Insofar as the lawyer is concerned there are certain aspects of the advice to the client which are of fundamental importance. Initially, it is important to advise a client that certain safeguards are recommended. For example financial disclosure, the need for each party to have independent legal advice, there to be no evidence of undue pressure and whether or not the provision contained within the agreement meets the needs of both parties. It is important that the agreement should contain provision for any children either born or yet to be born. It is also important that clients are aware of the limitations of marital agreements. They are not automatically enforceable in England and Wales as the law stands. They are increasingly being upheld by the Court and there has been a considerable amount of case law involving these types of agreements.
The landmark case is the case of Radmacher v Granatino which was decided in 2010 by the Supreme Court. As a result of this case, it was clearly established that contrary to the previous cases whereby pre nuptial agreements were considered to be against public policy they were now to be given effect so long as they were entered into by both parties freely and with full appreciation of their consequences.
As recently as 2016 there have been two further important cases involving pre nup agreements. In the case of H v H in 2016 where the parties had entered into a pre nuptial agreement and then married and then separated 12 weeks after marriage, the Court found that the pre nuptial agreement had not been entered into at the last minute by parties who had no real idea of what it meant and in this case the pre nuptial agreement was upheld and there was to be no further additional financial provision for the wife in this case. However, in the case of DB v PB in the same year whilst the Court acknowledged that the parties had consensually entered into the pre nup agreements and that there was no fraud, misrepresentation or undue pressure which would set the agreement aside.
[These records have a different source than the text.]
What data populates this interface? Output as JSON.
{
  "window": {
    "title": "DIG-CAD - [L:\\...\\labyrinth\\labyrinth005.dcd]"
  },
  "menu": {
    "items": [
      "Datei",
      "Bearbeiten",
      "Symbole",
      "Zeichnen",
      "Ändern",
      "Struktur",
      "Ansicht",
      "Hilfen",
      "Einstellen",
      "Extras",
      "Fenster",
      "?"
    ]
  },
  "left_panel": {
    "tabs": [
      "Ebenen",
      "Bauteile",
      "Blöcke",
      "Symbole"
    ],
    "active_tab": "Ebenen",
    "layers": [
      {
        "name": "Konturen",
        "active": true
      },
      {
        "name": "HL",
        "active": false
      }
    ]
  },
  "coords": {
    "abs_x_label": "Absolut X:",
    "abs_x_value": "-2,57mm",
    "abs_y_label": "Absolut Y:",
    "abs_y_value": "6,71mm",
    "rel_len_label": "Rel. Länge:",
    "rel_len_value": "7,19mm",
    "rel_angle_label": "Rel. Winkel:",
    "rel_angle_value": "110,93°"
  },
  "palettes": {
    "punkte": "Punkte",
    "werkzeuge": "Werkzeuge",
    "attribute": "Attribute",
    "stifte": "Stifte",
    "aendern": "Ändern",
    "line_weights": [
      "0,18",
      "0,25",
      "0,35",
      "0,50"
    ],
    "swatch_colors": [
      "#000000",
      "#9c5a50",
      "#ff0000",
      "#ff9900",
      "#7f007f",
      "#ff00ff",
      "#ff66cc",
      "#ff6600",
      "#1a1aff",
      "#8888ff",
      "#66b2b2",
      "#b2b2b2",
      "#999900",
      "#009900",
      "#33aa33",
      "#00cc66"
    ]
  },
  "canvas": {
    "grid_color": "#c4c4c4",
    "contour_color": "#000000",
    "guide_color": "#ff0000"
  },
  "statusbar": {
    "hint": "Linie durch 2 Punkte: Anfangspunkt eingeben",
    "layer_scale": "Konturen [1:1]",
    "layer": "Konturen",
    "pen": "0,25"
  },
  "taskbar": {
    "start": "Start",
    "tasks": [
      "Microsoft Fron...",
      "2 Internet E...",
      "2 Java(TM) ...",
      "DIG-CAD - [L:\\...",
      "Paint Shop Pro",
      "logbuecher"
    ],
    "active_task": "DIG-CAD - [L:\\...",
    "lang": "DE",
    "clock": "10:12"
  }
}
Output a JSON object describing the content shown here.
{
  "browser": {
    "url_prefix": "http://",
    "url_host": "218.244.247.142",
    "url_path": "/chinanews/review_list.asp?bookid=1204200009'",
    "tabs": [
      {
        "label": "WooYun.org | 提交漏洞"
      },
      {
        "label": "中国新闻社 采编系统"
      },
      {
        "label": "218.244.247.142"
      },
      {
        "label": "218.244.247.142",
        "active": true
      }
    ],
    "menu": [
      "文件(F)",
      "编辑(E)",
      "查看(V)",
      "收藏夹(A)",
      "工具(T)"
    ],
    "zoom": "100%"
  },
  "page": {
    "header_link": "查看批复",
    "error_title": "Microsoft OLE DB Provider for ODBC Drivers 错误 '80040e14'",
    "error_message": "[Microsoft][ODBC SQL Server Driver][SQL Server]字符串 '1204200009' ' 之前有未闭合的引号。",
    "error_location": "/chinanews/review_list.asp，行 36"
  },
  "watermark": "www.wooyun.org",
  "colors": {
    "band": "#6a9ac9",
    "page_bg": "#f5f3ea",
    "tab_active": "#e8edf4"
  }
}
The Court acknowledged that there was still unfairness and the Court should take the approach of alleviating the unfairness and where assets were available to meet the wife’s needs, in this case, the Court went ahead and made the appropriate orders.
It is important to remember that, in cases, where the marital agreement is challenged the Court will consider whether the parties are to be bound by their agreement or whether it is right and proper for the Courts to review the agreement and make further financial provision to address any unfairness which exists.
Credit to Jonathan Green